1109 GMT (7:09 a.m. EDT)An unmanned resupply ship for the International Space Station was successfully launched into orbit today, headed for a docking next week after the space shuttle Endeavour leaves the outpost.
Flying atop a Russian Soyuz U booster, the Progress M-67 spacecraft rocketed away from the Baikonur Cosmodrome in Kazakhstan at 1056 GMT (6:56 a.m. EDT).
A preliminary orbit was achieved after a nine-minute ascent provided by the three-stage rocket. Onboard commands then extended the Progress craft's two power-generating solar arrays that span 35 feet and unfurled communications and navigation antennas.
A series of precise engine firings scheduled for later today and continuing on Tuesday will guide the Progress toward its automated linkup. The docking is planned to occur Wednesday at 1116 GMT (7:16 a.m. EDT), or about 18 hours after Endeavour departs.
The 24-foot long ship will attach itself to the aft-facing port on the Zvezda service module. Today's launch is known in the station's assembly matrix as Progress mission 34P.

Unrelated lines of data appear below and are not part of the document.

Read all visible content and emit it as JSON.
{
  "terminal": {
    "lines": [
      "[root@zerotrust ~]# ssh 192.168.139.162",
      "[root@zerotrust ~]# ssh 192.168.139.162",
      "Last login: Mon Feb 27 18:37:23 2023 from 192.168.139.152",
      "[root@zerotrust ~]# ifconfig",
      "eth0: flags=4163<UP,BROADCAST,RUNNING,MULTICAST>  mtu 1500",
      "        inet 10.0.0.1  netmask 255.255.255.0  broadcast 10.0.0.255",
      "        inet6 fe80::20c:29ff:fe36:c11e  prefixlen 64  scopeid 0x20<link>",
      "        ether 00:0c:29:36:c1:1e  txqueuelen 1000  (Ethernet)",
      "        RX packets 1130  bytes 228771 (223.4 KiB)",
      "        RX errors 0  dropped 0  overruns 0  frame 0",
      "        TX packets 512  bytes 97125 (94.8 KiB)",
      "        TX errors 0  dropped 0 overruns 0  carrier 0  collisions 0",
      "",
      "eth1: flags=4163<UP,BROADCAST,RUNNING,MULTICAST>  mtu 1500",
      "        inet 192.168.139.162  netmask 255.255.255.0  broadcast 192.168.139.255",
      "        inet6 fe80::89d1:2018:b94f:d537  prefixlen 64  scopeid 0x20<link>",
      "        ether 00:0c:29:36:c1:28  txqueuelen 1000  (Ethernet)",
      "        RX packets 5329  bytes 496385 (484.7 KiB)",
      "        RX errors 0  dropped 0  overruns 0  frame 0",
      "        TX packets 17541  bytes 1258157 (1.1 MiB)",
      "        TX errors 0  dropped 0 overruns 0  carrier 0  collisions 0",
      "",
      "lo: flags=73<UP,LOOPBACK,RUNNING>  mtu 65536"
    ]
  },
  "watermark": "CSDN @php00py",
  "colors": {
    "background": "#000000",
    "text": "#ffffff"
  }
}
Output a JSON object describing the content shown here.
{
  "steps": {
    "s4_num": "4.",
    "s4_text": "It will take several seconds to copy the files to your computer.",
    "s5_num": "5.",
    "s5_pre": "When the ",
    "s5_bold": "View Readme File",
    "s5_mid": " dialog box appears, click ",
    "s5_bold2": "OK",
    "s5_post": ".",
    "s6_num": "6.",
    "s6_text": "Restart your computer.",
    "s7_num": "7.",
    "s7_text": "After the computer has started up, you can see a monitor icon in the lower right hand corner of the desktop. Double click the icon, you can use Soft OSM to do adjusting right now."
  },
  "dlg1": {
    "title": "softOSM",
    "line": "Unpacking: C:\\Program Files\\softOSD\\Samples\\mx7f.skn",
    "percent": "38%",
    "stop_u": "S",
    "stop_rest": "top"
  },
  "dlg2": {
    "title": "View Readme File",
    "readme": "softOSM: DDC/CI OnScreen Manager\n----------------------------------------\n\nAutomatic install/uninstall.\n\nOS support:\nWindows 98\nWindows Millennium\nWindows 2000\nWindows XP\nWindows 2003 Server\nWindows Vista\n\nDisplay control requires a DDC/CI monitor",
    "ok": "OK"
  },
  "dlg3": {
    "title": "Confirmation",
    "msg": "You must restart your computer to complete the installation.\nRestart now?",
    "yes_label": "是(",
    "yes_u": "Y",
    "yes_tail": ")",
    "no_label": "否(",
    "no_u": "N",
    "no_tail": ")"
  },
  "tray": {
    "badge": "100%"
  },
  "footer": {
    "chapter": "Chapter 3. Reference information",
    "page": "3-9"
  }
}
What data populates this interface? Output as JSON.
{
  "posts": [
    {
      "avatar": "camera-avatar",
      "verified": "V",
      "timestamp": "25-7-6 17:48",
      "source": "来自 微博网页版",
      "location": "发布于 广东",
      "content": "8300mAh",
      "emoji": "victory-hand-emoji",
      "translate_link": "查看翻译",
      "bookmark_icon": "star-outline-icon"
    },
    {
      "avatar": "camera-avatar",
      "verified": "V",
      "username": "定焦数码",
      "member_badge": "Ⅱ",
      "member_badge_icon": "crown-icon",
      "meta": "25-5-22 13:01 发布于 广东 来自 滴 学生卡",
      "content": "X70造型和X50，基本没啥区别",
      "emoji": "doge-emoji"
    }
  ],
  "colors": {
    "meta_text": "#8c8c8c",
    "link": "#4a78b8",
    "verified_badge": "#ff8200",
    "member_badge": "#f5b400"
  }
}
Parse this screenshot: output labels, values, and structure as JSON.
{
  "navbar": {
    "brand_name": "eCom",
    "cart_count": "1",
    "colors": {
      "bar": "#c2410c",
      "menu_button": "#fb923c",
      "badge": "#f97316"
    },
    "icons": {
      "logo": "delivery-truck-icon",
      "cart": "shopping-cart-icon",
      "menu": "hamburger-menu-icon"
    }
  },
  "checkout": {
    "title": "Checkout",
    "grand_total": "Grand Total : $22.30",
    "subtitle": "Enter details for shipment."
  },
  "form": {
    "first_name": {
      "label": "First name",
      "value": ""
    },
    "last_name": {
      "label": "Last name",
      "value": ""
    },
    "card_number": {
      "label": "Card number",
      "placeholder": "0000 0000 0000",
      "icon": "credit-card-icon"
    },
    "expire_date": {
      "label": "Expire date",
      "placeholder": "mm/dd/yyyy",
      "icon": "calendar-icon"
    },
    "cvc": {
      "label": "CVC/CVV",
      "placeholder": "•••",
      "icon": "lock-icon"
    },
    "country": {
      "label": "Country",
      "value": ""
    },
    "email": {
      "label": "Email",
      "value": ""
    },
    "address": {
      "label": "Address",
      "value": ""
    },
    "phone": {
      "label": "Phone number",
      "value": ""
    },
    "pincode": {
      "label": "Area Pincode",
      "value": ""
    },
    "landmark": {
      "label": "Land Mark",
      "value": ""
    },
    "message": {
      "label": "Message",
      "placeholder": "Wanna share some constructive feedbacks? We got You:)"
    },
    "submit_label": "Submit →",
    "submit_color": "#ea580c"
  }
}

The Russian-made craft will deliver two-and-a-half tons of supplies to the station. The "dry" cargo tucked aboard the Progress amounts to 2,718 pounds in the form of spare parts, life support gear and equipment hardware.
The refueling module carries 1,830 pounds of propellant for transfer into the Russian segment of the complex to feed the station's maneuvering thrusters. The vessel also has 463 pounds of water and 110 pounds of oxygen.
The space station is occupied by the Expedition 20 crew of commander Gennady Padalka, NASA astronauts Michael Barratt and Tim Kopra, European astronaut Frank De Winne, Russian cosmonaut Roman Romanenko and Canadian astronaut Robert Thirsk.
Padalka will be standing by Wednesday to manually dock the Progress if the automated system experiences a problem.
1050 GMT (6:50 a.m. EDT)The latest version of the NASA Television schedule (Rev. M) can be downloaded here.
0905 GMT (5:05 a.m. EDT)Pink Floyd's "Wish You Were Here" is this morning's wakeup song to begin Flight Day 10 of the Endeavour mission.
Read our earlier status center coverage.
The official embroidered patch for shuttle Endeavour's flight to finish building Japanese section of the space station.
The official embroidered patch for mission STS-125, the space shuttle's last planned service call to the Hubble Space Telescope, is available for purchase.
The official embroidered patch for the International Space Station Expedition 20 crew is now available from our stores.
The official embroidered patch for shuttle Discovery's flight to deliver equipment and research gear to the space station.